Dataset excerpts:
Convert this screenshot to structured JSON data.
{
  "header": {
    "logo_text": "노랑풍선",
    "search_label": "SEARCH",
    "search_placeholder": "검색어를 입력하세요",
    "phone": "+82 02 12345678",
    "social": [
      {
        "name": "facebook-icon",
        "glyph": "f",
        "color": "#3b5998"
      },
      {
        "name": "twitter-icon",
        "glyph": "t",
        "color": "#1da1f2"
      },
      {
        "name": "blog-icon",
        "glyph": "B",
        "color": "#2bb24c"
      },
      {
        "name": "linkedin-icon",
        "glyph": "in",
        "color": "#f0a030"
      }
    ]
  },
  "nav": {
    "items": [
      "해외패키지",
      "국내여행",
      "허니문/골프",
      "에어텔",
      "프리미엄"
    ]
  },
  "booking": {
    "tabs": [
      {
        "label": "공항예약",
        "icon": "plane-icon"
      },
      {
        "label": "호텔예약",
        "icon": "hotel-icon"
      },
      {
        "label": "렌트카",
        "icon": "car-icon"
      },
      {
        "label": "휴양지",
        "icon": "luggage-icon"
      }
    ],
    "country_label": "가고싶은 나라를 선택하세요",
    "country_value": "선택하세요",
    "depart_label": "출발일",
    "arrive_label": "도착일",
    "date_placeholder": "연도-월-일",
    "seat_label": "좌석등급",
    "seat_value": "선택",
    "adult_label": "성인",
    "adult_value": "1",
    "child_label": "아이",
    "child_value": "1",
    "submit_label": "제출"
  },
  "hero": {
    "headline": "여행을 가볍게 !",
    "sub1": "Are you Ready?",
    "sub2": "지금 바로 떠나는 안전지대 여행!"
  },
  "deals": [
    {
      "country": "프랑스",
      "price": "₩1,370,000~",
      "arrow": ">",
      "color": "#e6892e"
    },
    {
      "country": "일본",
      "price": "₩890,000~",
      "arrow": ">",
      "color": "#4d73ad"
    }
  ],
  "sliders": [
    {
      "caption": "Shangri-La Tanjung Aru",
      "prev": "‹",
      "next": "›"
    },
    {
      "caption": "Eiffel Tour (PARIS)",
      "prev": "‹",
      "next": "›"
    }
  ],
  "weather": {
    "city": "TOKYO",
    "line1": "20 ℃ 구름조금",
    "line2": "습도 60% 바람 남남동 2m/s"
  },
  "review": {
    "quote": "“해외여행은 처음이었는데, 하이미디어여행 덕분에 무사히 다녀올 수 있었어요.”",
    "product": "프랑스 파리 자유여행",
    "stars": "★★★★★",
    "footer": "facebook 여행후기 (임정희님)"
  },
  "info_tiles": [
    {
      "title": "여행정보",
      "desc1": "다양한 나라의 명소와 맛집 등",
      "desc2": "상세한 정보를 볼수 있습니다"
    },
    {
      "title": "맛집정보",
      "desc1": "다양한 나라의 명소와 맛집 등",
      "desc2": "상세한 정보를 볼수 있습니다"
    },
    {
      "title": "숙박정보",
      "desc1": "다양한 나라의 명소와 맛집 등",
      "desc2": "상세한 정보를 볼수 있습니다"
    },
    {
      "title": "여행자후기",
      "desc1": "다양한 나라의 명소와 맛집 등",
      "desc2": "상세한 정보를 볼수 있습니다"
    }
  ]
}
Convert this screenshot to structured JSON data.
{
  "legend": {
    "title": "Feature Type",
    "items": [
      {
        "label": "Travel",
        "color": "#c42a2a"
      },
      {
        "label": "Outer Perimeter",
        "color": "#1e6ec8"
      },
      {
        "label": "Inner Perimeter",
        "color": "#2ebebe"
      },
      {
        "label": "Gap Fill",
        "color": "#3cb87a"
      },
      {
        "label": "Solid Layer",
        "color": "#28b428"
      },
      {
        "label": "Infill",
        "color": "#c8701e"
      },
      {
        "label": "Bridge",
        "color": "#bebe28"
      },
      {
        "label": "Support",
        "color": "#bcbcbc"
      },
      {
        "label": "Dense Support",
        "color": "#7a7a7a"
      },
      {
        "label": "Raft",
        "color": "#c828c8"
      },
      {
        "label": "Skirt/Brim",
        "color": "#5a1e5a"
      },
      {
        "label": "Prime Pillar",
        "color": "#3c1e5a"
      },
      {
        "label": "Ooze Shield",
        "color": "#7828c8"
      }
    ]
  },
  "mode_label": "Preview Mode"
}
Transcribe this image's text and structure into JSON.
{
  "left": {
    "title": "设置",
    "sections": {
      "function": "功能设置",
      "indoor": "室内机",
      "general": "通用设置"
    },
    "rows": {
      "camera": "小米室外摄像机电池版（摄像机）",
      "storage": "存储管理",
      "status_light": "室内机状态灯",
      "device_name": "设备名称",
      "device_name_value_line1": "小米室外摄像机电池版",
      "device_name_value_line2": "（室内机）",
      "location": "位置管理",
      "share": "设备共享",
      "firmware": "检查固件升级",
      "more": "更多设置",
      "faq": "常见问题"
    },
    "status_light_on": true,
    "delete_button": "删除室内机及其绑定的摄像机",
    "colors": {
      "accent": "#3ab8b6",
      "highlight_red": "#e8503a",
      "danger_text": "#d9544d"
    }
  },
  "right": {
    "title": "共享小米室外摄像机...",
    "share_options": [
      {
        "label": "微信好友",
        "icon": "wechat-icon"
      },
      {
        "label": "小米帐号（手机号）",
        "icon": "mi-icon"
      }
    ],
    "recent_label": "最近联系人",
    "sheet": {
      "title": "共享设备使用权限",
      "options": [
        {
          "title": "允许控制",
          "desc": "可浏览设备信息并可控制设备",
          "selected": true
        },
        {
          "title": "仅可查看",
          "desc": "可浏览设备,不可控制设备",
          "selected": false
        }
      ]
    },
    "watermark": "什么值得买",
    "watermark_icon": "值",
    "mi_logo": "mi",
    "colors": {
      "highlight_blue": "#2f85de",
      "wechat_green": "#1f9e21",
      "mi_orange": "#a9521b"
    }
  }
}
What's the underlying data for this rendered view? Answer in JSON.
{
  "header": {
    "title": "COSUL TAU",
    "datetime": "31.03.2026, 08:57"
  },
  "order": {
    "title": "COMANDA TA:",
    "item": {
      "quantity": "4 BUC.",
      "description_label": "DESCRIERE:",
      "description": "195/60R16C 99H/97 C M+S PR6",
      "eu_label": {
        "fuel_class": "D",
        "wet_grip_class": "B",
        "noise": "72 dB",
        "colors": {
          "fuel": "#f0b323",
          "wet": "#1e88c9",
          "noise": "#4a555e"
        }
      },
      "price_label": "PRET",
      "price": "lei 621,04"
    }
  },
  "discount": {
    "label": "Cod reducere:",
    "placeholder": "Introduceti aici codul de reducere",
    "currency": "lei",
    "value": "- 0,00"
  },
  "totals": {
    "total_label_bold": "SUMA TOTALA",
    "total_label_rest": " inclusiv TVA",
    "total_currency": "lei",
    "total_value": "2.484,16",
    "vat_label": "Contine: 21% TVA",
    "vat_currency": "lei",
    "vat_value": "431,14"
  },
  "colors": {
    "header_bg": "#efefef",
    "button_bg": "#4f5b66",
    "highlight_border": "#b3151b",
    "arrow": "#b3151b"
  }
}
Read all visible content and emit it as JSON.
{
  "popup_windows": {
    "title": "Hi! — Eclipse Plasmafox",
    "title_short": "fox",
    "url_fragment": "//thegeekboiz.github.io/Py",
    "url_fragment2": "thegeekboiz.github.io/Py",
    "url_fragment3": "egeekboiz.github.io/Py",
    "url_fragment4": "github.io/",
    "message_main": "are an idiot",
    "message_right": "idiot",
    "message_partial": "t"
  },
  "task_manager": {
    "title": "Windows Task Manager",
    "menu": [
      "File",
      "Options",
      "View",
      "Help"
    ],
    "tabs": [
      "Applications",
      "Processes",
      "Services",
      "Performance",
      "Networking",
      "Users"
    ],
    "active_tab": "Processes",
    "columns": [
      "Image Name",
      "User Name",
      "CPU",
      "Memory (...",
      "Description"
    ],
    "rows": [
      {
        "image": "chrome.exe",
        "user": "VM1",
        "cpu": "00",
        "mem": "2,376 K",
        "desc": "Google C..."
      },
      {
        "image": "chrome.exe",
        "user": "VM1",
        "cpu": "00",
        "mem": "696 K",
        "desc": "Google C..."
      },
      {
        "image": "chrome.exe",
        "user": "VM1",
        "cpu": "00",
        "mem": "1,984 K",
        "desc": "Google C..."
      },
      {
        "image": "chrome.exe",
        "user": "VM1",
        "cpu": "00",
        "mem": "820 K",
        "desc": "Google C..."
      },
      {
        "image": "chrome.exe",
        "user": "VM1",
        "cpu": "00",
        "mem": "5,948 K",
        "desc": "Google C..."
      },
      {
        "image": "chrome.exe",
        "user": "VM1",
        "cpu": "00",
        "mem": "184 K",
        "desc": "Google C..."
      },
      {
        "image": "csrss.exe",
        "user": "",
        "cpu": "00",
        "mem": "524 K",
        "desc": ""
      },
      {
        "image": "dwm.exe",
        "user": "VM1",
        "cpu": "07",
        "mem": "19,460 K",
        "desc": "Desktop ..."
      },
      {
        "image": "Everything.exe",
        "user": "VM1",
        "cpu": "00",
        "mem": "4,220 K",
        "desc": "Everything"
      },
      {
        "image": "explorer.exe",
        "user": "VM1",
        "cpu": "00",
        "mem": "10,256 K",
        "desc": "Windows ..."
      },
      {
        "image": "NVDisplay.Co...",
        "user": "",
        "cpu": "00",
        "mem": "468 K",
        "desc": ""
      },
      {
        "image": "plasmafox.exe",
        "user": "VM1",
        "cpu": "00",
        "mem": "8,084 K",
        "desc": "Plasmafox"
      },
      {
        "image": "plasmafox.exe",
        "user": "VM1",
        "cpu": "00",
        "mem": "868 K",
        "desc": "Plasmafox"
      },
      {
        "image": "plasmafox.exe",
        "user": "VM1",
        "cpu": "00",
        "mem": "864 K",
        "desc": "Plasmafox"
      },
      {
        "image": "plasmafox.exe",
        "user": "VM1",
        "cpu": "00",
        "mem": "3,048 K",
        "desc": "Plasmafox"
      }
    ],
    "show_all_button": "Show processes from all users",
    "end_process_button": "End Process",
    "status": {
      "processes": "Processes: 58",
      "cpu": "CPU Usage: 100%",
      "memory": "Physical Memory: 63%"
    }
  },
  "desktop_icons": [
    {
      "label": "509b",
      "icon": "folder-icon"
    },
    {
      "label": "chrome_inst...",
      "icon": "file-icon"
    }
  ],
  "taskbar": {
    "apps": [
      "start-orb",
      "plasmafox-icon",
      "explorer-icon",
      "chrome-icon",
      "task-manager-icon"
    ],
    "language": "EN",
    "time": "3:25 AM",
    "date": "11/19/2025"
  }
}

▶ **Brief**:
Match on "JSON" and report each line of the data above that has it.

▶ **Task output**:
Convert this screenshot to structured JSON data.
Convert this screenshot to structured JSON data.
Transcribe this image's text and structure into JSON.
What's the underlying data for this rendered view? Answer in JSON.
Read all visible content and emit it as JSON.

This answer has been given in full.